“When we were on the platform, we promised the people of Trinidad and Tobago we would involve them in the decision-making.” The issue of gay rights, he believes, is an important one and is being addressed the world over. He says the answers to T&T’s questions on such issues lie in a referendum.
“These issues are not going to go away. We need to come to terms with these problems and take them head-on.” He feels a number of election promises made two years ago to the population have been broken. “That is a betrayal of trust. I think it is rotten of us to have done that. I feel remorseful of that. I am disappointed in PNM, UNC and COP. I am disappointed in all of them,” he said.
Paula Gopee-Scoon, PNM MP for Point Fortin, also believes the issue of gay rights deserves particular attention. Unlike De Lima, however, she does not think a referendum is needed. She believes the issue can be addressed through public consultation and dialogue. “The Government needs to decide if they want to take up the challenge. The issue is not unique to Trinidad and Tobago. But the Government must be willing to meet and collaborate,” she said.
In Jamaica the issue of homosexuality and gay rights has been a contentious one, and the country has become notorious for its homophobia, especially as expressed by dancehall musicians. But in December last year, prime ministerial hopeful Portia Simpson-Miller said, “Our administration believes in protecting the human rights of all Jamaicans. No one should be discriminated against because of their sexual orientation. Government should provide the protection.”
Simpson-Miller’s bold statements, just before her election, to Dane Lewis of the Jamaica Forum of Lesbians, All-Sexuals and Gays (J-FLAG), signified that as leader of that country she was willing to take the lead in the issue. Lewis said in a telephone interview with the Trinidad Guardian that he feels it is unrealistic to expect to see concrete changes in such a short space of time.
But he believes PM Simpson-Miller is holding true to her commitment to address gay rights. This was especially evident, he said, from Education Minister Ronnie Thwaites’s attendance at J-FLAG’s forum on homophobic bullying in schools. Like Gopee-Scoon and De Lima, Lewis believes progress on gay rights requires honest and open dialogue.

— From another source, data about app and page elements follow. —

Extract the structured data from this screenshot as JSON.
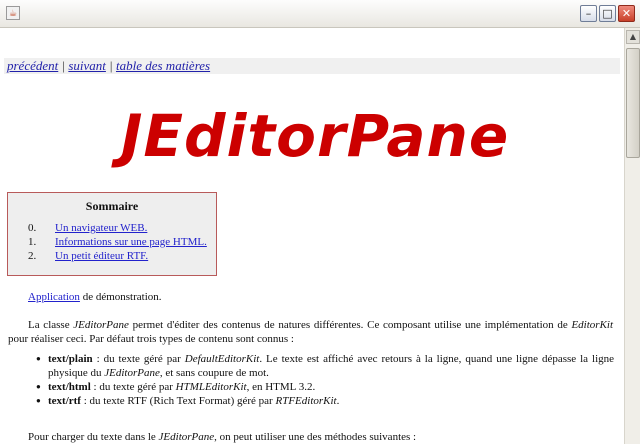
{
  "window": {
    "buttons": {
      "minimize": "–",
      "maximize": "□",
      "close": "✕"
    }
  },
  "nav": {
    "previous": "précédent",
    "next": "suivant",
    "toc": "table des matières",
    "separator": "|"
  },
  "heading": "JEditorPane",
  "summary": {
    "title": "Sommaire",
    "items": [
      {
        "num": "0.",
        "label": "Un navigateur WEB."
      },
      {
        "num": "1.",
        "label": "Informations sur une page HTML."
      },
      {
        "num": "2.",
        "label": "Un petit éditeur RTF."
      }
    ]
  },
  "content": {
    "intro_link": "Application",
    "intro_rest": " de démonstration.",
    "p2_a": "La classe ",
    "p2_class": "JEditorPane",
    "p2_b": " permet d'éditer des contenus de natures différentes. Ce composant utilise une implémentation de ",
    "p2_kit": "EditorKit",
    "p2_c": " pour réaliser ceci. Par défaut trois types de contenu sont connus :",
    "bullets": [
      {
        "type": "text/plain",
        "a": " : du texte géré par ",
        "kit": "DefaultEditorKit",
        "b": ". Le texte est affiché avec retours à la ligne, quand une ligne dépasse la ligne physique du ",
        "cls": "JEditorPane",
        "c": ", et sans coupure de mot."
      },
      {
        "type": "text/html",
        "a": " : du texte géré par ",
        "kit": "HTMLEditorKit",
        "b": ", en HTML 3.2."
      },
      {
        "type": "text/rtf",
        "a": " : du texte RTF (Rich Text Format) géré par ",
        "kit": "RTFEditorKit",
        "b": "."
      }
    ],
    "p3_a": "Pour charger du texte dans le ",
    "p3_cls": "JEditorPane",
    "p3_b": ", on peut utiliser une des méthodes suivantes :"
  },
  "colors": {
    "heading": "#cc0000",
    "link": "#2222cc",
    "summary_border": "#b85a5a"
  },
  "icons": {
    "app": "java-icon"
  }
}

He says, however, the publicity shed on the issue by US president Barack Obama’s public statement that gay couples should be able to marry is not good for the dialogue in the Caribbean. “The US is light years ahead of us. It delays the kind of discourse we have on the ground here. It will take us years before we can get there,” he said.
On May 14, Beenie Man issued a public apology via YouTube to the lesbian, gay, bisexual and transgender (LGBT) community for his anti-gay songs. He said, “Let me make this clear and straight. I have nothing against no one. I respect each and every human being, regardless of which race or creed, regardless of which religious belief you believe in and regardless of which sexual preference you have, including gays and lesbians.”
In Trinidad and Tobago, the issue has been highlighted through an NGO, the Coalition Advocating for the Inclusion of Sexual Orientation (CAISO), which has called for HIV status, age and sexual orientation to be added to the Equal Opportunity Act.
If included in the Act, the LGBT members of society will be protected from discrimination in:
• provision of goods and services
• provision of accommodation
• offensive behaviour
They will then be able to complain to the Equal Opportunities Commission and receive redress.
Section 7 of the Equal Opportunity Act defines offensive behaviour like this:
(1) A person shall not otherwise than in private, do any act which—
(a) is reasonably likely, in all the circumstances, to offend, insult, humiliate or intimidate another person or a group of persons;
(b) is done because of the gender, race, ethnicity, origin or religion of the other person or of some or all of the persons in the group; and
(c) which is done with the intention of inciting gender, racial or religious hatred.
User comments posted on this website are the sole views and opinions of the comment writer and are not representative of Guardian Media Limited or its staff. Guardian Media Limited accepts no liability and will not be held accountable for user comments.
Please help us keep out site clean from inappropriate comments by using the flag option.
Guardian Media Limited reserves the right to remove, to edit or to censor any comments. Any content which is considered unsuitable, unlawful or offensive, includes personal details, advertises or promotes products, services or websites or repeats previous comments will be removed.